Speaking from the White House shortly after the measure was defeated 54 to 42, with 60 votes needed to advance, Mr. Obama admonished Republicans and called on voters to punish them at the polls in November. “If there’s any good news here, it’s that Republicans in Congress don’t get the last word on this issue, or any issue,” Mr. Obama said. “You do, the American people, the voters.”
Despite the Republicans’ efforts to damage the economy and sentence millions of Americans to a lifetime of poverty and struggle, “experts” (meaning Nate Silver) are predicting that the GOP will take control of the Senate in 2014. And other “experts” are arguing with the guy who was almost perfect in 2012. For example,
The Nation Journal’s Josh Kraushaar, Why I Don’t Agree With Nate Silver.
And a response from TPM: Pundit Who Was Dead Wrong In 2012 Is Now Questioning Nate Silver.
A wonky post on the Kraushaar-Silver kerfluffle from Bloomberg: Senate Forecasting: How to Beat Nate Silver.
Besides, Nate Silver thinks Pennsylvania is in the Midwest!
But according to Mike Allen, even Dems think Repubs have a 60% chance of taking over the Senate.
And AB Stoddard of The Hill says lots of Dem candidates are “on thin ice.”
I’ll tell you how I’m dealing with this controversy. I refuse to read the articles. There nothing I can do about it so why get all upset? It’s the Scarlett O’Hara defense. After all, tomorrow is another day.
Finally, a little science news . . .
Phys.org: Ancient Egyptians transported pyramid stones over wet sand.
Physicists from the FOM Foundation and the University of Amsterdam have discovered that the ancient Egyptians used a clever trick to make it easier to transport heavy pyramid stones by sledge. The Egyptians moistened the sand over which the sledge moved. By using the right quantity of water they could halve the number of workers needed. The researchers published this discovery online on 29 April 2014 in Physical Review Letters.
For the construction of the pyramids, the ancient Egyptians had to transport heavy blocks of stone and large statues across the desert. The Egyptians therefore placed the heavy objects on a sledge that workers pulled over the sand. Research from the University of Amsterdam has now revealed that the Egyptians probably made the desert sand in front of the sledge wet. Experiments have demonstrated that the correct amount of dampness in the sand halves the pulling force required.

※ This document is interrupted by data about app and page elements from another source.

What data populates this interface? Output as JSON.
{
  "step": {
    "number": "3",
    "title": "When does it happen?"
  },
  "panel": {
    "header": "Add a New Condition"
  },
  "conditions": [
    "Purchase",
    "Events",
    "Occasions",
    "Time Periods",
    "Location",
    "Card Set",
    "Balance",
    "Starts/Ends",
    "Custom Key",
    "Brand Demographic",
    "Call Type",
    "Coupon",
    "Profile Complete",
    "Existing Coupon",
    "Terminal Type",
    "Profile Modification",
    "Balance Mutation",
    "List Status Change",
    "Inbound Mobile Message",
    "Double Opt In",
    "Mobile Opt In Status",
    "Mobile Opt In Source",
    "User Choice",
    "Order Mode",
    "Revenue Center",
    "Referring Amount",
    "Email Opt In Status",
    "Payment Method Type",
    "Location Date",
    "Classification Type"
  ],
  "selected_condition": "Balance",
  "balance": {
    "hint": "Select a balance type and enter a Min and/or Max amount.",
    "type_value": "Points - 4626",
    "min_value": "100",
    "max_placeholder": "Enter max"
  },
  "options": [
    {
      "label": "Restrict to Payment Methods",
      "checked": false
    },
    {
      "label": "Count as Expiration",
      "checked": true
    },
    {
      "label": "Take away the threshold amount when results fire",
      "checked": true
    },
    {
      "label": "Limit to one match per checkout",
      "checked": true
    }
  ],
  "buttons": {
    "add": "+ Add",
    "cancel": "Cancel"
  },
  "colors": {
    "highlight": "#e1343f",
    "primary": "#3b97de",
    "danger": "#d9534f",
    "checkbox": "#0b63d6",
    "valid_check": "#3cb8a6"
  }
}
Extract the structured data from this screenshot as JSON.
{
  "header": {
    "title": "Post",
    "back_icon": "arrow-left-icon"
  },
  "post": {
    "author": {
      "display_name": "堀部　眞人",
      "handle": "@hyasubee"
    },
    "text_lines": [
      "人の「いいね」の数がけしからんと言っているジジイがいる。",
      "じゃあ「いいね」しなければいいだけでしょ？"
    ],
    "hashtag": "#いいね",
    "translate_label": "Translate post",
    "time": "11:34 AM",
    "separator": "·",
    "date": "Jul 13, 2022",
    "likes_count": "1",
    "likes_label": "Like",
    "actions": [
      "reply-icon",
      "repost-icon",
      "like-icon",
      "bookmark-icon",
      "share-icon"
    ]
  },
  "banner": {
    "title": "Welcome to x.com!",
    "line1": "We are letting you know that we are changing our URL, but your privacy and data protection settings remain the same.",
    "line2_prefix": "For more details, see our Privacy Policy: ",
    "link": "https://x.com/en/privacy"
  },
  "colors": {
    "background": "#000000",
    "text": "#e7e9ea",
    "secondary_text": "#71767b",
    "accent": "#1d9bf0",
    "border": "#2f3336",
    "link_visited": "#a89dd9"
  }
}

The physicists placed a laboratory version of the Egyptian sledge in a tray of sand. They determined both the required pulling force and the stiffness of the sand as a function of the quantity of water in the sand. To determine the stiffness they used a rheometer, which shows how much force is needed to deform a certain volume of sand.

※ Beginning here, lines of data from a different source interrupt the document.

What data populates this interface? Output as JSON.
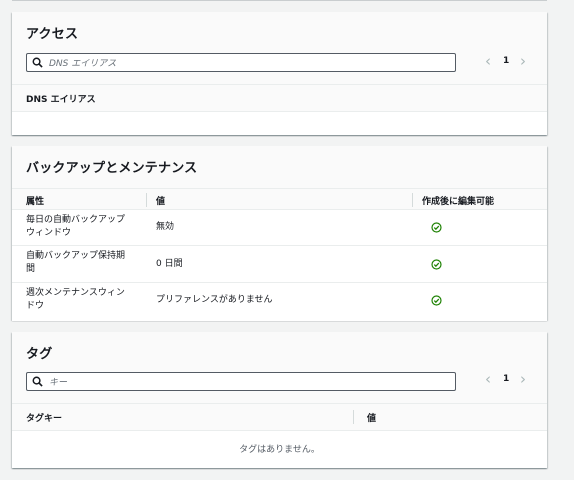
{
  "access": {
    "title": "アクセス",
    "search_placeholder": "DNS エイリアス",
    "page": "1",
    "column": "DNS エイリアス"
  },
  "backup": {
    "title": "バックアップとメンテナンス",
    "columns": [
      "属性",
      "値",
      "作成後に編集可能"
    ],
    "rows": [
      {
        "attr_line1": "毎日の自動バックアップ",
        "attr_line2": "ウィンドウ",
        "value": "無効",
        "editable_icon": "check-circle-icon"
      },
      {
        "attr_line1": "自動バックアップ保持期",
        "attr_line2": "間",
        "value": "0 日間",
        "editable_icon": "check-circle-icon"
      },
      {
        "attr_line1": "週次メンテナンスウィン",
        "attr_line2": "ドウ",
        "value": "プリファレンスがありません",
        "editable_icon": "check-circle-icon"
      }
    ],
    "check_color": "#1d8102"
  },
  "tags": {
    "title": "タグ",
    "search_placeholder": "キー",
    "page": "1",
    "columns": [
      "タグキー",
      "値"
    ],
    "empty_text": "タグはありません。"
  }
}
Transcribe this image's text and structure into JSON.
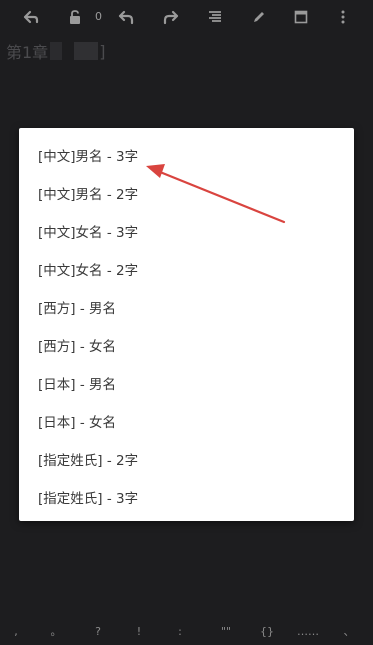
{
  "toolbar": {
    "counter": "0",
    "icons": [
      "back-icon",
      "unlock-icon",
      "undo-icon",
      "redo-icon",
      "align-icon",
      "pencil-icon",
      "window-icon",
      "more-vert-icon"
    ]
  },
  "title": {
    "prefix": "第1章",
    "bracket": "]"
  },
  "dialog": {
    "options": [
      "[中文]男名 - 3字",
      "[中文]男名 - 2字",
      "[中文]女名 - 3字",
      "[中文]女名 - 2字",
      "[西方] - 男名",
      "[西方] - 女名",
      "[日本] - 男名",
      "[日本] - 女名",
      "[指定姓氏] - 2字",
      "[指定姓氏] - 3字"
    ]
  },
  "colors": {
    "background": "#1d1d1f",
    "dialog": "#ffffff",
    "arrow": "#d9443f"
  },
  "bottom_keys": [
    ",",
    "。",
    "?",
    "!",
    ":",
    "\"\"",
    "{}",
    "……",
    "、"
  ]
}
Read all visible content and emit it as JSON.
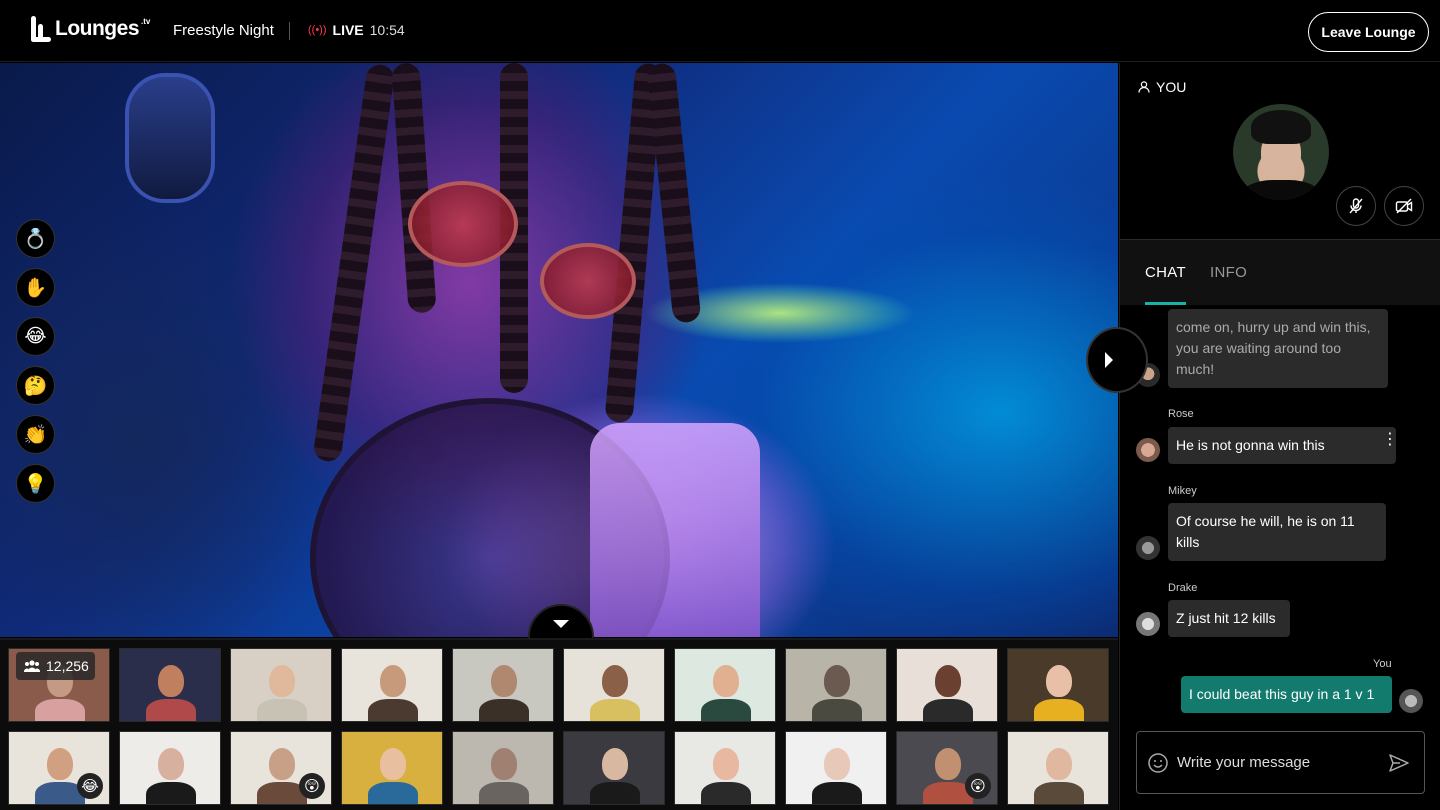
{
  "header": {
    "logo_text": "Lounges",
    "logo_tld": ".tv",
    "room_title": "Freestyle Night",
    "live_label": "LIVE",
    "live_time": "10:54",
    "leave_label": "Leave Lounge"
  },
  "reactions": [
    {
      "name": "rings-reaction",
      "glyph": "💍"
    },
    {
      "name": "raise-hand-reaction",
      "glyph": "✋"
    },
    {
      "name": "laugh-reaction",
      "glyph": "😂"
    },
    {
      "name": "thinking-reaction",
      "glyph": "🤔"
    },
    {
      "name": "clap-reaction",
      "glyph": "👏"
    },
    {
      "name": "idea-reaction",
      "glyph": "💡"
    }
  ],
  "participants": {
    "viewer_count": "12,256",
    "badges": {
      "row2_col1": "😂",
      "row2_col3": "😲",
      "row2_col9": "😲"
    }
  },
  "self": {
    "label": "YOU"
  },
  "tabs": {
    "chat": "CHAT",
    "info": "INFO"
  },
  "chat": {
    "messages": [
      {
        "name": "",
        "text": "come on, hurry up and win this, you are waiting around too much!"
      },
      {
        "name": "Rose",
        "text": "He is not gonna win this"
      },
      {
        "name": "Mikey",
        "text": "Of course he will, he is on 11 kills"
      },
      {
        "name": "Drake",
        "text": "Z just hit 12 kills"
      },
      {
        "name": "You",
        "text": "I could beat this guy in a 1 v 1"
      }
    ]
  },
  "composer": {
    "placeholder": "Write your message"
  },
  "colors": {
    "accent": "#17b3a8",
    "own_bubble": "#137a6e",
    "live": "#ff3b4a"
  }
}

Experiments revealed that the required pulling force decreased proportional to the stiffness of the sand. Capillary bridges arise when water is added to the sand. These are small water droplets that bind the sand grains together. In the presence of the correct quantity of water, wet desert sand is about twice as stiff as dry sand. A sledge glides far more easily over firm desert sand simply because the sand does not pile up in front of the sledge as it does in the case of dry sand.
The Egyptians were probably aware of this handy trick. A wall painting in the tomb of Djehutihotep clearly shows a person standing on the front of the pulled sledge and pouring water over the sand just in front of it.
Now what stories are you following today? Please share your links in the comment thread.